Jenelle Marie Davis of the STD Project may be one of the most powerful, innovative voices for harm reduction in the modern debate about human health. Her organization, The STD Project, is absolutely groundbreaking in that it advocates an open, rational discussion of STDs and STIs on interpersonal, cultural and national policy levels. Janelle is open about the fact that she has herpes and once had scabies (given to her by her ex-husband). She aptly uses that as a means to encourage those who are struggling with shame and stigma over their diagnosis and to encourage those who are scared to get tested to do so.

Janelle has written beautifully about the cultural and personal social influences that lead to her contracting herpes while still in high school. She was diagnosed when she was 16, and it was crushing. She felt judged and shamed by everyone around her and was bullied by her peers who spread rumors. Like many people who struggle with a STI or STD, Jenelle felt like she deserved the way people treated her, at least for a while. She struggled with real depression as a result of her diagnosis and its social fallout.

Eventually, she realized that her diagnosis did not, in fact, define her. She moved on her with her life, got two degrees and found someone who loved her that she loved back. Eventually, she knew that she had to harness all the pain and difficulty she had experienced after her diagnosis and use it to help others who were struggling as well. Thus, the STD Project was born.

The STD Project advocates an open societal discussion of STDs and STIs, which are incredibly common. Instead of making people feel shame for their sexual decisions and sexual history, our culture should move toward speaking openly about sex and all that comes with it (from pregnancy to herpes). With open access to unbiased, non-shaming information, more young people will be encouraged to make intelligent personal health choices such as using condoms and getting tested regularly once becoming sexually active.

Breaking down social stigma can have a lot of meaningful impacts. It can lead to more young people asserting themselves while they are experimenting sexually and ensuring they are use harm reduction techniques, like condoms and birth control. It can result in more people with STDs or STIs speaking openly and honestly with their partners about their status and how they can best remain intimate while reducing the risk of infection. Jenelle talks to people and writes passionately about all of these topics, reaching out to people in a very vulnerable place.

Jenelle speaks out in person, online and in print to give a positive face to the relatively large population of Americans with STDs and STIs. She often communicates directly with people while they are in crisis, terrified of testing or reeling from a diagnosis. Although she has had she share of trolls, Jenelle is unflappable and resilient; almost all of the messages she receives these days are of gratitude for her work. People thank her for speaking about things they are afraid to, for giving them hope and courage enough to get tested, to tell the truth or to start loving themselves again.

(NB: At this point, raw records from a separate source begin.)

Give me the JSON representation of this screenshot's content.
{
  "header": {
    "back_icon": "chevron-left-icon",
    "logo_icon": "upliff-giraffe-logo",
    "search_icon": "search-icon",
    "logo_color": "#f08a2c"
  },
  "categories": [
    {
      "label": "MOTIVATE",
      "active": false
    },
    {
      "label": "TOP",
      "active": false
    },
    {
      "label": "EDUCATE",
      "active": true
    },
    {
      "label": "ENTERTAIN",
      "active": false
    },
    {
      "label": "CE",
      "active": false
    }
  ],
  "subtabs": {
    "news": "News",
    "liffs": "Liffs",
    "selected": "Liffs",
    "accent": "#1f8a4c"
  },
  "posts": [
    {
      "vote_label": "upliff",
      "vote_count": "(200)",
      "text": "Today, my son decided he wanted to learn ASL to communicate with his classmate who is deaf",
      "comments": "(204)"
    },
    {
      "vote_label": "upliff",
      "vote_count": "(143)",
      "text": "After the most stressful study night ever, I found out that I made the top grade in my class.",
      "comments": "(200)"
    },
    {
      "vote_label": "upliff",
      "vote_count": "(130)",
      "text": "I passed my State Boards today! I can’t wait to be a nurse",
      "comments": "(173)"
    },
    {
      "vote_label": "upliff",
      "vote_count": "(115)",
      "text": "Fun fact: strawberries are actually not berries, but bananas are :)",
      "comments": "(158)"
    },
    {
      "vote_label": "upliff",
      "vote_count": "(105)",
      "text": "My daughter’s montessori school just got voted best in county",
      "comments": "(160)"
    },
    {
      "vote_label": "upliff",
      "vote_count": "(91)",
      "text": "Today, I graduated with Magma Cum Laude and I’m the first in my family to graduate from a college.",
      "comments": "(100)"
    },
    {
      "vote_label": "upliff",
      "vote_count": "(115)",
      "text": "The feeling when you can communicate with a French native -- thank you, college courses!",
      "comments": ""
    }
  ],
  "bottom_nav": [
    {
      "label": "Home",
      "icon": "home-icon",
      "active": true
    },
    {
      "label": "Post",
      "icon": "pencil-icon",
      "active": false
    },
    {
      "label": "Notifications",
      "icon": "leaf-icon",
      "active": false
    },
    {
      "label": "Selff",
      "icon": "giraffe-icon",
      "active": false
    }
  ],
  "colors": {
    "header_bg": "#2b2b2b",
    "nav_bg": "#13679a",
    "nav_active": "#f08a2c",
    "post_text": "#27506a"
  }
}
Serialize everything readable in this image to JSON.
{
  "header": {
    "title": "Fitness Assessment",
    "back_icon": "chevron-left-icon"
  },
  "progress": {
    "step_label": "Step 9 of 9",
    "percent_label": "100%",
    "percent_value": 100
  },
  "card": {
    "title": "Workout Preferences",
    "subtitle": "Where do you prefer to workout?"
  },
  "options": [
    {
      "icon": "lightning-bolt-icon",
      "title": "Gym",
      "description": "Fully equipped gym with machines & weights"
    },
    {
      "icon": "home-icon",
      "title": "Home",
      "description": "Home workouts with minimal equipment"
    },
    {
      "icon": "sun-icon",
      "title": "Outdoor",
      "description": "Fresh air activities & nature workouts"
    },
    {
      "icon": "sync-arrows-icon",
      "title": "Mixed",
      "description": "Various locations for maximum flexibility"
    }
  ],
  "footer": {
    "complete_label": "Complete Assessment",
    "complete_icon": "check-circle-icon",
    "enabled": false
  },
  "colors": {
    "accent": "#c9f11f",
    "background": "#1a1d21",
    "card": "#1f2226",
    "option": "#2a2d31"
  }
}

In addition to being an amazing advocate, Jenelle is also an adjunct professor at Grand Rapids Community College, the STD Expert at and an on-call adventurer. Her writing has been featured on national platforms, such as Yahoo. Her advocacy and the STD project have been featured in many mainstream media outlets, include Cosmopolitan . Her message is getting out there to the people who need it, and she is changing lives for the better by advocating for harm reduction and kicking social stigma in the face.

Readers can follow the STD Project on Facebook here. Her blog and links to her articles can be found at the STD Project website.


For previous Ladybud Magazine articles about sexual health, click here.

 Photo Credit: Jenelle Marie Davie and the STD Project